Bulk buying and avoiding disposable products, using local libraries and repairing goods are all ways of being more resource efficient. With the children involved in the excellent green schools initiatives we can study what they are doing in the schools and carry it forward ourselves. All the trees have huge amounts of leaves in the autumn / winter and most of this could be collected and composted. Composting is the way forward and you could further educate the people on how best to do this, by for instance, holding a workshop that demonstrates that to achieve the best results we must mix green kitchen waste with brown waste like hedge clippings, and also by turning it occasionally; more information is available on this from the county council. Compost reduces the amount of waste going to landfill, and produces good material for the vegetable and flower gardens, plus it cuts down on spending money on such like material.
The collection of scrap metal from householders such as old steel beds, wheelbarrows, bicycles, gates, galvanised iron etc and bringing it to central point could earn money for your activities as there are plenty registered dealers in scrap metal who could buy it from you, and reduce the risk of it being thrown in ditches etc.

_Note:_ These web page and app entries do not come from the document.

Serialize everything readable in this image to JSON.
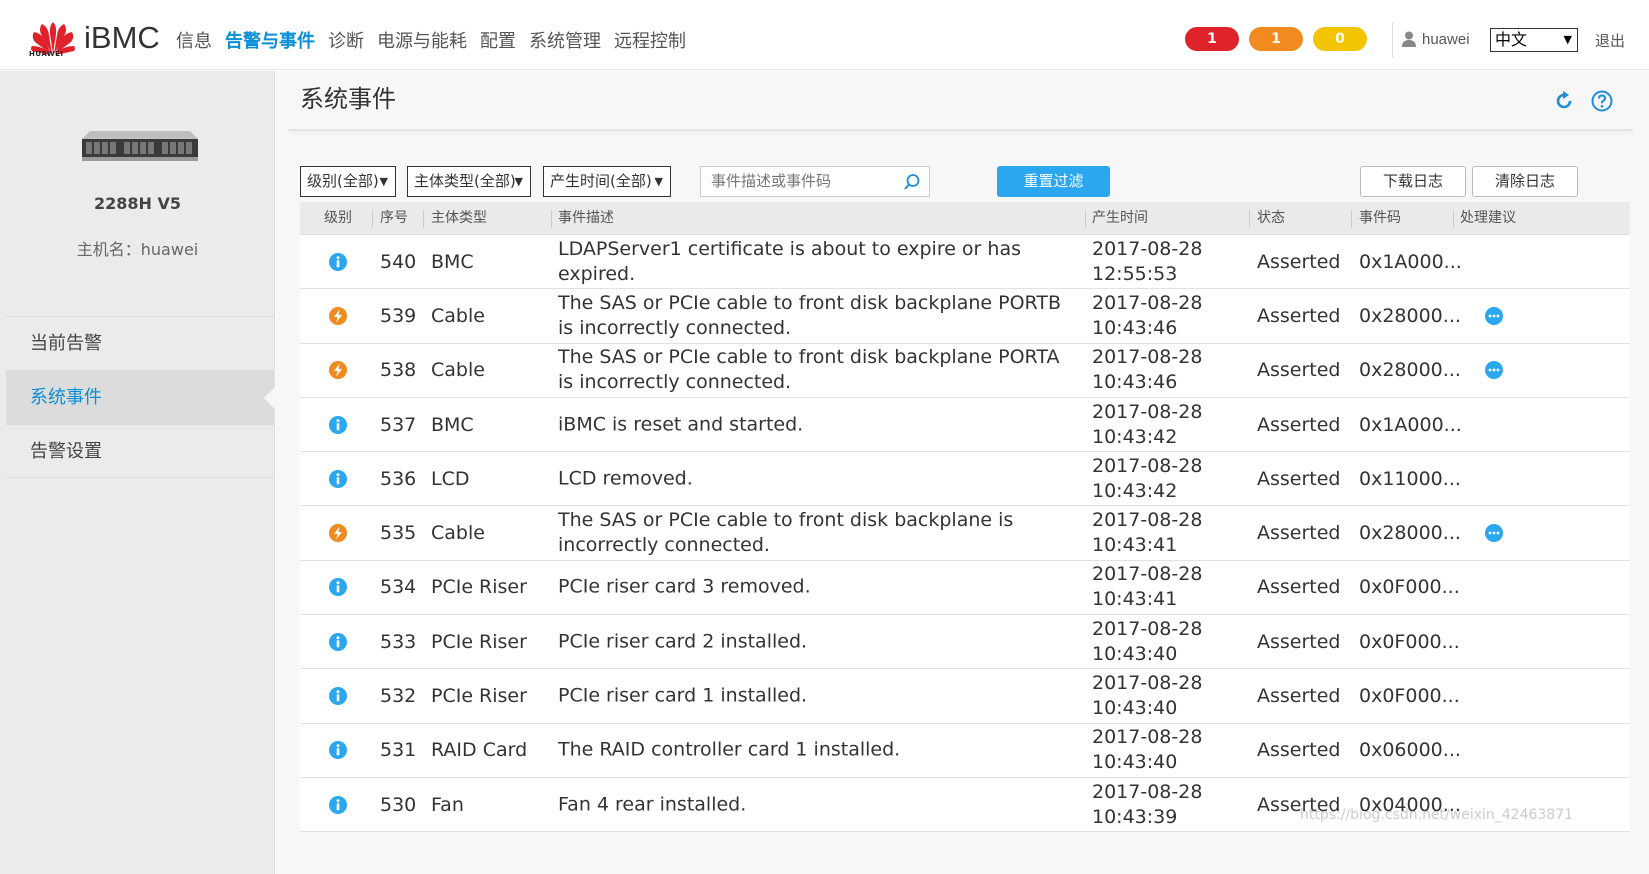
{
  "header": {
    "logo_text": "HUAWEI",
    "brand": "iBMC",
    "nav": [
      {
        "label": "信息",
        "active": false
      },
      {
        "label": "告警与事件",
        "active": true
      },
      {
        "label": "诊断",
        "active": false
      },
      {
        "label": "电源与能耗",
        "active": false
      },
      {
        "label": "配置",
        "active": false
      },
      {
        "label": "系统管理",
        "active": false
      },
      {
        "label": "远程控制",
        "active": false
      }
    ],
    "badges": {
      "critical": "1",
      "major": "1",
      "minor": "0"
    },
    "username": "huawei",
    "language": "中文",
    "logout": "退出",
    "colors": {
      "accent": "#0a8ed8",
      "critical": "#e0232b",
      "major": "#f28b1f",
      "minor": "#f2c500"
    }
  },
  "sidebar": {
    "model": "2288H V5",
    "hostname": "主机名：huawei",
    "menu": [
      {
        "label": "当前告警",
        "active": false
      },
      {
        "label": "系统事件",
        "active": true
      },
      {
        "label": "告警设置",
        "active": false
      }
    ]
  },
  "main": {
    "title": "系统事件",
    "filters": {
      "level": "级别(全部)",
      "subject_type": "主体类型(全部)",
      "time": "产生时间(全部)",
      "search_placeholder": "事件描述或事件码",
      "reset_label": "重置过滤",
      "download_label": "下载日志",
      "clear_label": "清除日志"
    },
    "columns": [
      "级别",
      "序号",
      "主体类型",
      "事件描述",
      "产生时间",
      "状态",
      "事件码",
      "处理建议"
    ],
    "rows": [
      {
        "level": "info",
        "id": "540",
        "type": "BMC",
        "desc": "LDAPServer1 certificate is about to expire or has expired.",
        "date": "2017-08-28",
        "time": "12:55:53",
        "status": "Asserted",
        "code": "0x1A000...",
        "suggest": false
      },
      {
        "level": "major",
        "id": "539",
        "type": "Cable",
        "desc": "The SAS or PCIe cable to front disk backplane PORTB is incorrectly connected.",
        "date": "2017-08-28",
        "time": "10:43:46",
        "status": "Asserted",
        "code": "0x28000...",
        "suggest": true
      },
      {
        "level": "major",
        "id": "538",
        "type": "Cable",
        "desc": "The SAS or PCIe cable to front disk backplane PORTA is incorrectly connected.",
        "date": "2017-08-28",
        "time": "10:43:46",
        "status": "Asserted",
        "code": "0x28000...",
        "suggest": true
      },
      {
        "level": "info",
        "id": "537",
        "type": "BMC",
        "desc": "iBMC is reset and started.",
        "date": "2017-08-28",
        "time": "10:43:42",
        "status": "Asserted",
        "code": "0x1A000...",
        "suggest": false
      },
      {
        "level": "info",
        "id": "536",
        "type": "LCD",
        "desc": "LCD removed.",
        "date": "2017-08-28",
        "time": "10:43:42",
        "status": "Asserted",
        "code": "0x11000...",
        "suggest": false
      },
      {
        "level": "major",
        "id": "535",
        "type": "Cable",
        "desc": "The SAS or PCIe cable to front disk backplane is incorrectly connected.",
        "date": "2017-08-28",
        "time": "10:43:41",
        "status": "Asserted",
        "code": "0x28000...",
        "suggest": true
      },
      {
        "level": "info",
        "id": "534",
        "type": "PCIe Riser",
        "desc": "PCIe riser card 3 removed.",
        "date": "2017-08-28",
        "time": "10:43:41",
        "status": "Asserted",
        "code": "0x0F000...",
        "suggest": false
      },
      {
        "level": "info",
        "id": "533",
        "type": "PCIe Riser",
        "desc": "PCIe riser card 2 installed.",
        "date": "2017-08-28",
        "time": "10:43:40",
        "status": "Asserted",
        "code": "0x0F000...",
        "suggest": false
      },
      {
        "level": "info",
        "id": "532",
        "type": "PCIe Riser",
        "desc": "PCIe riser card 1 installed.",
        "date": "2017-08-28",
        "time": "10:43:40",
        "status": "Asserted",
        "code": "0x0F000...",
        "suggest": false
      },
      {
        "level": "info",
        "id": "531",
        "type": "RAID Card",
        "desc": "The RAID controller card 1 installed.",
        "date": "2017-08-28",
        "time": "10:43:40",
        "status": "Asserted",
        "code": "0x06000...",
        "suggest": false
      },
      {
        "level": "info",
        "id": "530",
        "type": "Fan",
        "desc": "Fan 4 rear installed.",
        "date": "2017-08-28",
        "time": "10:43:39",
        "status": "Asserted",
        "code": "0x04000...",
        "suggest": false
      }
    ]
  },
  "watermark": "https://blog.csdn.net/weixin_42463871"
}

Tidiness and Litter Control / Slachtmhaireacht agus Rialú Bruscair: I appreciate your management plan is working with the weed free places all over the town. I saw the CE workers brushing and cleaning and leaving the footpaths neat and tidy. The derelict house below on the Johnstown road is untidy. Congratulations for taking part in Clean up Laois. We look forward to the removal of the overhead cables. Great commitment is shown by the people that go out and tidy up after others, and good to learn that the litter is segregated once collected.
Residential Streets & Housing Areas / Sráideanna Cónaithe & Ceantair Tithíochta: I visited the housing estates and they are presented to a very high standard, and the most impressive was Derrywood; it has splendid landscaping maintained to a high degree and we are greeted by a good quality timber sign “Fáilte- please drive slow” Erkindale Drive and St Fintans terrace are well maintained. And there are splendid town houses on the Johnstown Road and just one in particular catches the eye as it is boarded up. It would be great if a bit of artwork was done on this house to improve its presentation at this point. Going up towards the church there are lovely town houses maintained in great condition. Two houses in Church Street near the post office had brilliant displays of flowers in hanging baskets. Just one word of caution – there are flowers in a container hanging on an ESB pole in Church Street and this is illegal and highly dangerous. Many other houses had great displays of shrubs, flowers, trees and lawns and combined with your splendid effort make Durrow a very attractive and colourful place to visit.
Approach Roads, Streets & Lanes / Bóithre Isteach, Sráideanna & Lánaí: All the roads in Durrow are in good condition with excellent clear and distinct road signs. I was very impressed with the small old stone bridge, we admire its architectural qualities making it as secure today as when it was built, and there are lovely views from the new bridge with the railings. Navigation around the town is assisted by the one way system, and the traffic lights enable us to get safely on to the main road. I was impressed with the cycle lane that extends to the outskirts of Abbeyleix. Sitting in one of the lovely seats in the green we are surprised at the huge amount of lorries that pass through the village.